The Great Pacific Garbage Patch

In the summer of 2019, French swimmer and anti-plastic campaigner Ben Lecomte swam through the giant floating rubbish mass known as the Great Pacific Garbage Patch. 

The exact size of the Great Pacific Garbage Patch is impossible to determine, but estimates put it anywhere from 700,000 to 15,000,000 km² (or the size of Texas to the size of Russia). The patch is caused by the North Pacific gyre—a circle of currents that keep plastic, waste and other pollution trapped. According to scientists, the Patch has been growing “exponentially” in recent years.

Lecomte and his support team sampled the water they swam through every day of the journey, gauging the level of plastic and microplastic pollution. As the expedition’s first mate, Tyral Dalitz, said, “The ocean is now filled with microplastics. Rather than calling it an island of trash, it is more like plastic smog throughout the ocean.” 

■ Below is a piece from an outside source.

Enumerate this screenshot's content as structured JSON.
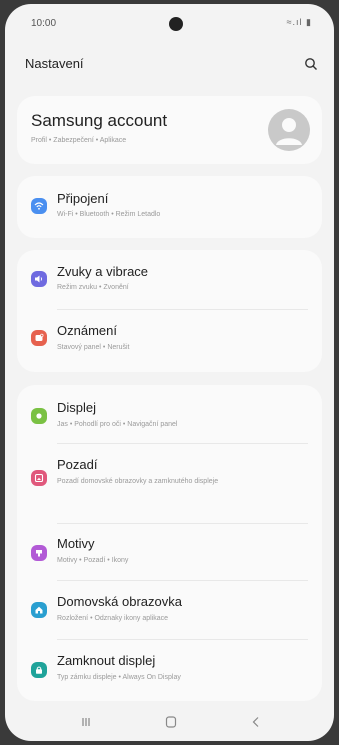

What are the differences in nuance between the words: patch, island, cloud and smog? Do Homework
Have you heard of any ideas for cleaning up the ocean? Do Homework
How might we prevent plastic from getting into the ocean in the first place? Do Homework